For the next couple of months we’ll be hitting on logos. And we don’t mean we’ll be taking them out for drinks — we do that with YOU. Our team has extensive experience with design, and we’d like to slide some insider’s knowledge your way. If you’re deciding whether a new logo is on the books for your business, take some notes from this logo case study about one of our wildly accomplished clients.

Full Circle Soils & Compost owners Craig and Cody Witt are hardcore soil nerds, and we’re thankful for it. Their compost company based in Gardnerville, NV sells all natural, Nevada-made products to both domestic and commercial clients. Their products are unbelievable, the owners are knowledgeable and fun, but when we met them they didn’t have a logo that represented all the awesome stuff they do.

Before we met with them, we did what any pair of designer’s eyes would do to an unfamilliar company: judge it from afar. By this, of course, we mean we took a long hard look at their logo. From the original design, we saw a small company involved in ranching of some sort — and who might be stuck in their ways.

Here’s the deal, even if you knew the owners only by handshake, you’d know the original logo was misleading.

Full Circle Logo

The left logo in the image above is, you guessed it, the old logo. In this example, the company name is inside of the circle, creating lots of white space with low legibility.
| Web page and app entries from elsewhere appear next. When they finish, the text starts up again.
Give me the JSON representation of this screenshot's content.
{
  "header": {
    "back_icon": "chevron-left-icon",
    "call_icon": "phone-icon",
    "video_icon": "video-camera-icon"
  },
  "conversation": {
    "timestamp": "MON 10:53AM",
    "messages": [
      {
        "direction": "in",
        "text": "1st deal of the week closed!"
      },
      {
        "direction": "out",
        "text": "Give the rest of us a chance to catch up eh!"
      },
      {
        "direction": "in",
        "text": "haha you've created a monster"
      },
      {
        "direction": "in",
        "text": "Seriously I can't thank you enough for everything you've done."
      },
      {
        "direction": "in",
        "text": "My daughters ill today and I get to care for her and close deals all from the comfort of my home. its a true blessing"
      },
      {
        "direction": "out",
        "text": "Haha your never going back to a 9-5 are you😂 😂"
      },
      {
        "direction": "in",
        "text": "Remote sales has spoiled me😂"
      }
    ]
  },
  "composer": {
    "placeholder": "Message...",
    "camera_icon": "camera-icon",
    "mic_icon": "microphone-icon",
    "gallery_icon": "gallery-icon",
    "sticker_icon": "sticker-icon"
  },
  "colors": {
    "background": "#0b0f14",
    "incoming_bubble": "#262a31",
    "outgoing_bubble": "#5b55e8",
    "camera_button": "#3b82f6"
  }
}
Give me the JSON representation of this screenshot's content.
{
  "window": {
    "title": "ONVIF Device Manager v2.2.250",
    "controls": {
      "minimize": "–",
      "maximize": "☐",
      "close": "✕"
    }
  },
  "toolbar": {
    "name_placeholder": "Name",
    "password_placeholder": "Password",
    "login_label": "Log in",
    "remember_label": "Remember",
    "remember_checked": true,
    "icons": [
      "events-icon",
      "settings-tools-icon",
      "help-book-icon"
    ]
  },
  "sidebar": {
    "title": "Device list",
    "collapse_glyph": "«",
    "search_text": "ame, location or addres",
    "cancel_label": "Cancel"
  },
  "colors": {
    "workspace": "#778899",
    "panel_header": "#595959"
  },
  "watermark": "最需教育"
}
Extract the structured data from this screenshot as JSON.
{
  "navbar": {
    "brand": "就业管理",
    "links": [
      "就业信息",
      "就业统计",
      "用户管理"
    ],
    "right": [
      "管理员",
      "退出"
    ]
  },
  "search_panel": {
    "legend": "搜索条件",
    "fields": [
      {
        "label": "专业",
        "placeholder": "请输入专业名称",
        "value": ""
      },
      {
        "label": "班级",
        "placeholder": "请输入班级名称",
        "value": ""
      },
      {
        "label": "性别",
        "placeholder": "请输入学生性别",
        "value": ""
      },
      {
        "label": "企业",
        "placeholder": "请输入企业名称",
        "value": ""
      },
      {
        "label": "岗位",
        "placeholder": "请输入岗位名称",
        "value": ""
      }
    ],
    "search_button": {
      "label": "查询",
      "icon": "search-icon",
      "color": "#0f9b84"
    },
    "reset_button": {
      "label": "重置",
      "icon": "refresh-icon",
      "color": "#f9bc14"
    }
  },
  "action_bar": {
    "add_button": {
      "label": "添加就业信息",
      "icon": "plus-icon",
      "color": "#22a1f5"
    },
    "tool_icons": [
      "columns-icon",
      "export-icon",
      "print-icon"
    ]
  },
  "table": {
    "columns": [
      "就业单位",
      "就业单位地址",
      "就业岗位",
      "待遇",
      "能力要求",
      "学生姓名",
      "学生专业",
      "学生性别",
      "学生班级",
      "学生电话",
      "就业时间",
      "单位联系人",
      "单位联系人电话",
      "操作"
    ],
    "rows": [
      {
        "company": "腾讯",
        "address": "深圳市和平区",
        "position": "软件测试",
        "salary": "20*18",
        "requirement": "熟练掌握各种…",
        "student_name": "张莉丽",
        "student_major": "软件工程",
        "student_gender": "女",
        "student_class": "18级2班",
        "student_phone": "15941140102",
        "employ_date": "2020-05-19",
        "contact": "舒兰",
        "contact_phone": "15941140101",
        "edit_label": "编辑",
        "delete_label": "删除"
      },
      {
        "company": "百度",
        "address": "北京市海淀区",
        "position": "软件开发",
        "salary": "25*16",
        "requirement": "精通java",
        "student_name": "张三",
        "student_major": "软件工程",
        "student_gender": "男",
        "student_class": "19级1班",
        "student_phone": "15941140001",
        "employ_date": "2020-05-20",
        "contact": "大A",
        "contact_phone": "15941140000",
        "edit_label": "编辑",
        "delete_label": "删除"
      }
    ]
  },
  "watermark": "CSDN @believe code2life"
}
This posed a problem when the logo was resized for smaller packaging: it was hard to make out the business name at all. While their decision to use a picture of their farm is a historical sentiment for their family, it’s more business owner centric than consumer centric. The thin lettering and pastoral image implied they’ve been around for a while, but what they actually DO was unclear with this logo.

Full Circle sells products that provide energy to plant life and we wanted to make a logo that expressed all of this. Here’s what we came up with:

Full Circle Logo

Full Circle’s original logo was bland, drab and unexciting. Owners Craig and Cody are full of energy. They’re excited about what they do and they bring that kind of life and excitement into every room and every parcel of land they step onto. The rebranded logo is a more accurate face to Full Circle.


Apply It!

  1. Your logo should create a direct connection between consumers and your product. In the example, the first logo doesn’t visually mention soil, compost or Full Circle’s values. After strategizing with the owners over a beer, they revealed the fun side of soil science with their contagious optimism. We gave them a logo that helped their audience understand just how cool that is.
  2. Make sure your logo can easily be resized without losing its shape, legibility and overal impact.
  3. Consider the overall feeling of your logo: how does it make you feel upon first impression?
  4. As we’ve said before, the logo is only a part of the brand. In order to create a well-rounded, in-depth brand we use The Code, which helps balance the written messaging aspects of the brand with the visual messaging.

Curious about The Code? We thought you might be. Learn more about our process on our website, and check in regularly on our blog to get insider information to apply to your brand.